It varies. LLCs are given broad latitude in structuring vesting terms however they wish as long as they comply with governing rules and regulations. So I wouldn’t say it’s common or uncommon. It simply depends on the organization and what they want to achieve.
With that said, setting up these programs is extremely complex and requires legal and accounting expertise. Many companies makes the mistake of believing they can template or DIY these programs only to learn costly mistakes. We see this often where a startup calls because they didn’t understand that equity sharing works very different between LLCs and traditional C-corps.
For example, LLCs don’t have stock per se. Instead, equity is offered either with a capital interest or profits interest. Capital interests enable an LLC partner to share in both the profits and a portion of the assets, whereas a profits interest entitles a partner solely to a share of the profits. There are some significant differences on return, especially if the company is sold.
For these reasons - and others - founder vesting assumes a variety of forms.
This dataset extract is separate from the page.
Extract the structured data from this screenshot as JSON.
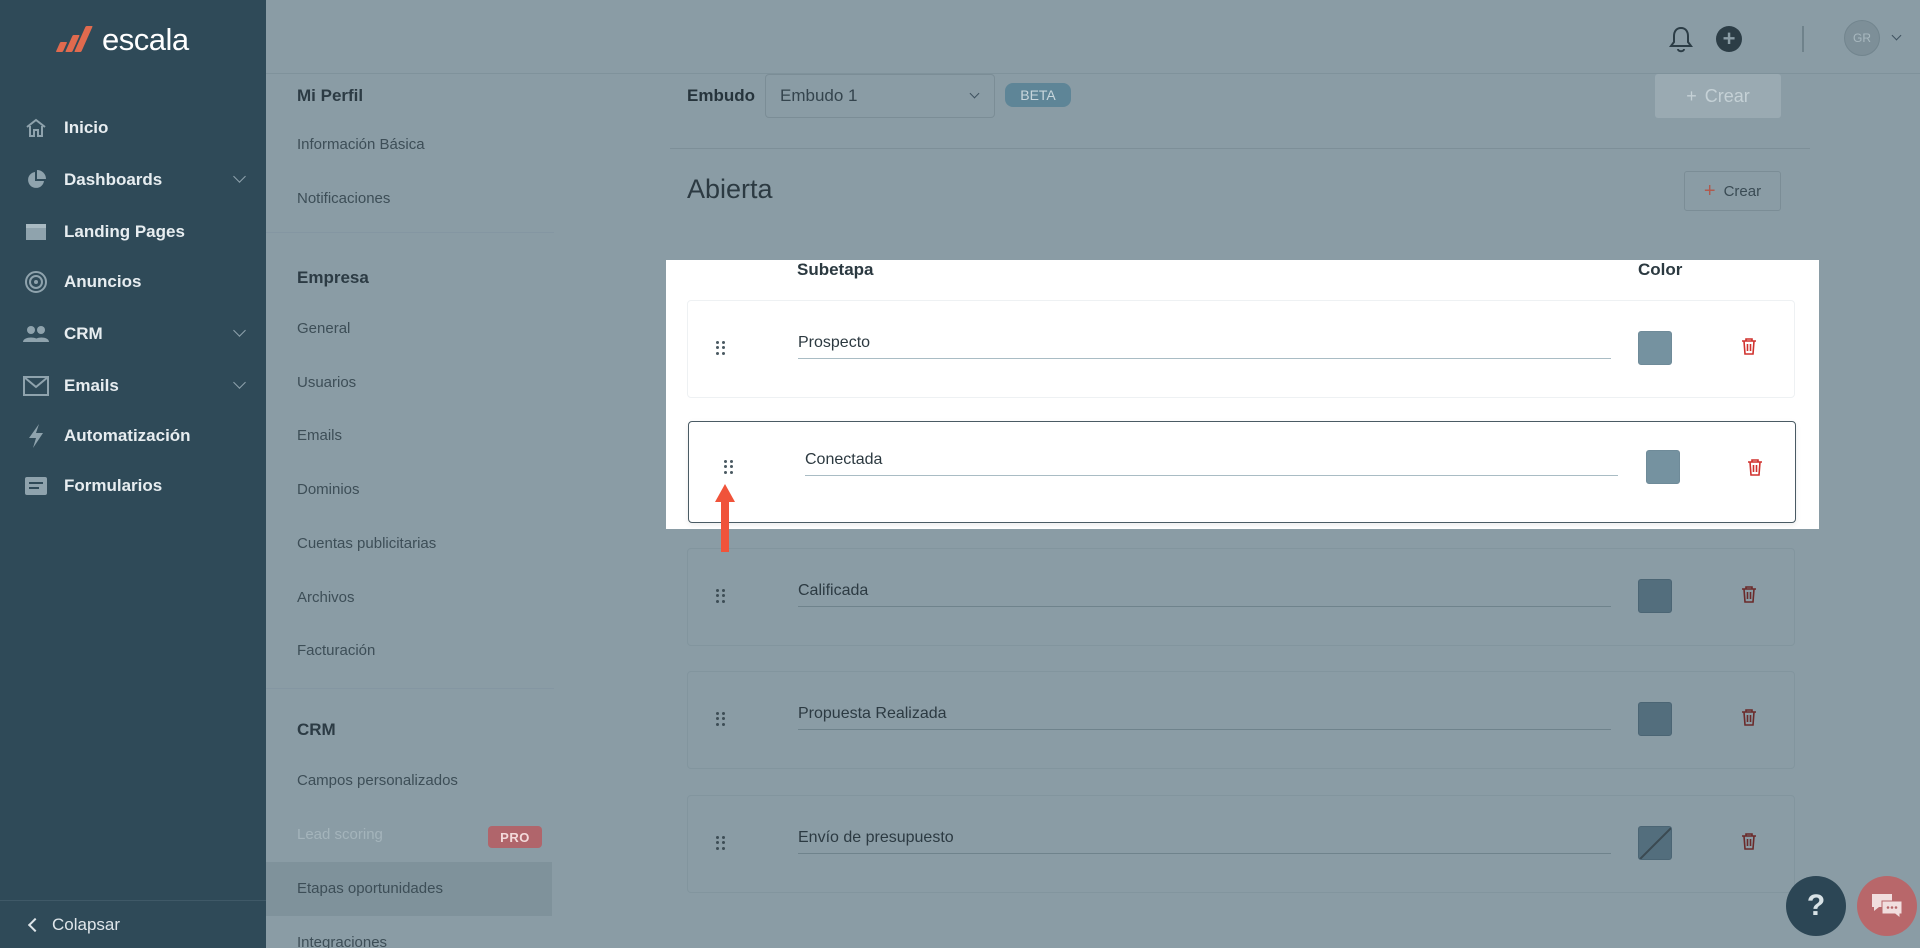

If a partner doesn’t invest any substantial capital at the outset, requiring a vesting period is more likely since you want to avoid getting stuck with owing someone a percentage of profits when they didn’t meet their performance objectives. For this reason, partners who don’t financially contribute typically will have interests that are subject to gradual or full vesting after a period of about 3-5 years.
Again, these are very complex arrangements that require legal assistance.